Sixteen-year old Lana Morris lives in a two-storied foster home that she shares with four special needs kids (Snicks for short) and her foster parents, Whit and Veronica.  Lana wishes for a different foster mother; she wishes to fit in with the cool kids; she wishes she didn’t have to live in Snick House; and she wishes she understood her feelings for Whit better.  Lana wishes for a lot of things and soon, after she visits Miss Hekkity’s Oddments & Antiques, she’ll have not just one wish, but 13.
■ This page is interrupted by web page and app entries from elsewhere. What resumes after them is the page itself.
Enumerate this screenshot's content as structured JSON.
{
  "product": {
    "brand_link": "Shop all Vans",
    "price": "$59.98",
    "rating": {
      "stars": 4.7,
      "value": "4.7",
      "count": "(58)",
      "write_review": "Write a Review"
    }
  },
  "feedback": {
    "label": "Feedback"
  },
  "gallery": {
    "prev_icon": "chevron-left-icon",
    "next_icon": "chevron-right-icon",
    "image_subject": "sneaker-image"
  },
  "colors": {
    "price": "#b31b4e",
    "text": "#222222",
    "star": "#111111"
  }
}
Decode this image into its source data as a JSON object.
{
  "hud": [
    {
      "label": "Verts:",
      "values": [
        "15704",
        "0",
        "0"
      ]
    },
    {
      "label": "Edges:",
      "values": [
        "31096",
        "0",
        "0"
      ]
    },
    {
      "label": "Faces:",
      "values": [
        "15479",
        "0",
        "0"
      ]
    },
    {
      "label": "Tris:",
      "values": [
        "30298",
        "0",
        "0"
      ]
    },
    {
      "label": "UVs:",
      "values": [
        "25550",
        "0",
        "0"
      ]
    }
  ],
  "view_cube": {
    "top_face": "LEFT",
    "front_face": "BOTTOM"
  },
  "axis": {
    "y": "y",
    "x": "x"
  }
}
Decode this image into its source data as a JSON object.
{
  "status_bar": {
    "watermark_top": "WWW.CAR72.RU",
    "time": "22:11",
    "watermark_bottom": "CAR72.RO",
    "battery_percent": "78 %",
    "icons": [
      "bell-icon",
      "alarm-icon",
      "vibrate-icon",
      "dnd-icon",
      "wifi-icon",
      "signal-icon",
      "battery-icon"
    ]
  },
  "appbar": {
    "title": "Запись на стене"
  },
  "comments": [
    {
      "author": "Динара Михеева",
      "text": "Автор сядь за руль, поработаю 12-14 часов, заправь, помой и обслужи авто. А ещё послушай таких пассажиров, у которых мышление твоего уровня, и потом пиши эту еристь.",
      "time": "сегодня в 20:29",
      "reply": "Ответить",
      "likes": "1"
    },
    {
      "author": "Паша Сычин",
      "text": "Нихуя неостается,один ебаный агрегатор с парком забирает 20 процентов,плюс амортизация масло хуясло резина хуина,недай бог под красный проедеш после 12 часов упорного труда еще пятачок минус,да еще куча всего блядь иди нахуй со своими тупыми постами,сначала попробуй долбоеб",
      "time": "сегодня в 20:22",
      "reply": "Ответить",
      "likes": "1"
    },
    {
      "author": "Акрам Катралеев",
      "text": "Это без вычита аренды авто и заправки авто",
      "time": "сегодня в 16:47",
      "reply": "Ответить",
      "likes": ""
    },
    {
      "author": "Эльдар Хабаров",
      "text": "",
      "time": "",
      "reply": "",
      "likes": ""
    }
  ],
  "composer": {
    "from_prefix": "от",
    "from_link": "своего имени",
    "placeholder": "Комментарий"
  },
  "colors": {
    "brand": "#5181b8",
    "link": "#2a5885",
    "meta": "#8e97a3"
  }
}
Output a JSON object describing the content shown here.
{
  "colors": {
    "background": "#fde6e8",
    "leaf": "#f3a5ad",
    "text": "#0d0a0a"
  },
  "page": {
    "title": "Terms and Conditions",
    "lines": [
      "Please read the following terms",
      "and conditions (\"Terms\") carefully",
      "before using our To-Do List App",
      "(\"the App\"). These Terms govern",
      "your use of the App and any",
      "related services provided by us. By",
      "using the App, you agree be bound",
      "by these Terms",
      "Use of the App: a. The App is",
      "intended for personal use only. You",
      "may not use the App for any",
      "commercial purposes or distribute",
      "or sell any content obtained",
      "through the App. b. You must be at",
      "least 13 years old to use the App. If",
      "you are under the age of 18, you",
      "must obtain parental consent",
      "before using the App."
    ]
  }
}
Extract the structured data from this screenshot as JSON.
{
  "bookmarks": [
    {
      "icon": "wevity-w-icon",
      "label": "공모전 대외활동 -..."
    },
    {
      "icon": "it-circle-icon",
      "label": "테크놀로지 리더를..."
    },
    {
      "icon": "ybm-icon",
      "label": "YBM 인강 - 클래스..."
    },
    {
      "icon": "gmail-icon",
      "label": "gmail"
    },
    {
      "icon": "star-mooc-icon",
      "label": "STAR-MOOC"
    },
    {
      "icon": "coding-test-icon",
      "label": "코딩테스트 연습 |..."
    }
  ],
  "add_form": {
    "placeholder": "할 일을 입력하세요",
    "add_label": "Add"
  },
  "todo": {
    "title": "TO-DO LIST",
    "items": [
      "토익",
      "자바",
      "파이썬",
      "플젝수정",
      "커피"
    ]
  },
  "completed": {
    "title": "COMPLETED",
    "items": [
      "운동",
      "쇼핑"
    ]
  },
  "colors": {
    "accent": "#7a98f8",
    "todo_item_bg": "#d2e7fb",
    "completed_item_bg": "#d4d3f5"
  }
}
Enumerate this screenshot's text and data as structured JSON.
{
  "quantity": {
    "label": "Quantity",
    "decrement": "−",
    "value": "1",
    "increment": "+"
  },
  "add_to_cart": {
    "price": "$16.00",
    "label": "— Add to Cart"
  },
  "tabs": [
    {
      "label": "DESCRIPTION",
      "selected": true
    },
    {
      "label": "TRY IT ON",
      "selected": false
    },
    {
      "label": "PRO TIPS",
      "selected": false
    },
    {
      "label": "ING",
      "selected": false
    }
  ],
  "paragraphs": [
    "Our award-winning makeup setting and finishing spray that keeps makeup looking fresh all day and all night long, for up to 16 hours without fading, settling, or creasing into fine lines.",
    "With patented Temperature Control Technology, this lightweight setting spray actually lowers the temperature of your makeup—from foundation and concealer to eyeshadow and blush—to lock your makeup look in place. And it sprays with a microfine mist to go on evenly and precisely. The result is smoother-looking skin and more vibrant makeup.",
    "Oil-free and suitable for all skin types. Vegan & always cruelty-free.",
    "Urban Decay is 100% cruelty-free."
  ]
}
First, I want to focus on the positive aspects of this book, which is the attention the McNeals devote to young people with special needs.  They give us insight into their daily lives and allow us to understand their challenges and individuality.  Too often society judges these amazing people by their outward appearance or behavior alone.  It is also heartwarming to see Lana’s role evolve from disparager to defender as she connects with her housemates and appreciates their uniqueness.

Unfortunately, the negative aspects of this book vastly outweigh the positives.  The McNeals make Veronica excessively cruel and evil for no apparent reason.  Her treatment of Lana is childish, snippy, and incredibly mean-spirited.  The authors provide no insight as to why this kind of person possesses such disdain and disregard for the children in her care.  We find out late in the book that she is unable to have children of her own.  So, are we then to assume that these children are somehow meant to fill a personal void or is she putting her own feelings aside and doing it out of selfless love for Whit?  Surely, she can’t be putting herself and these children through such torment for just a monthly stipend.

Additionally, and more disturbingly, is how the authors portray Whit.  Before Lana gains access to her “wishes”, Whit is a beloved, meek, and kind foster father.  The children adore him and Lana views him as a father (although her affections often overlap between familial and hormonal).  After her visit to Miss Hekkity’s, Whit inexplicably becomes increasingly salacious and lecherous toward Lana.  As a lonely teenage girl in want of a father figure, Lana is naturally drawn to Whit, but Whit’s reciprocation, and even encouragement, of her interest cross a very distinct line which is both disturbing and unsettling.  If the authors merely did this to shock their teen readers with provocative and edgy content, they handedly hit their mark.  What is supposedly a book about a teenage girl desperately trying to find love and acceptance dives abruptly into a world filled with infidelity, child exploitation, abuse, and neglect.

If I had one wish…just one…it would be that the McNeals had stayed a little truer to their book’s proposed purpose.  Unfortunately, the strong and encouraging themes of love, acceptance, and friendship are overshadowed by hate, jealousy, and lust and no amount of wishes can overcome that.

Rating: 2/5

* Book cover image attributed to http://www.goodreads.com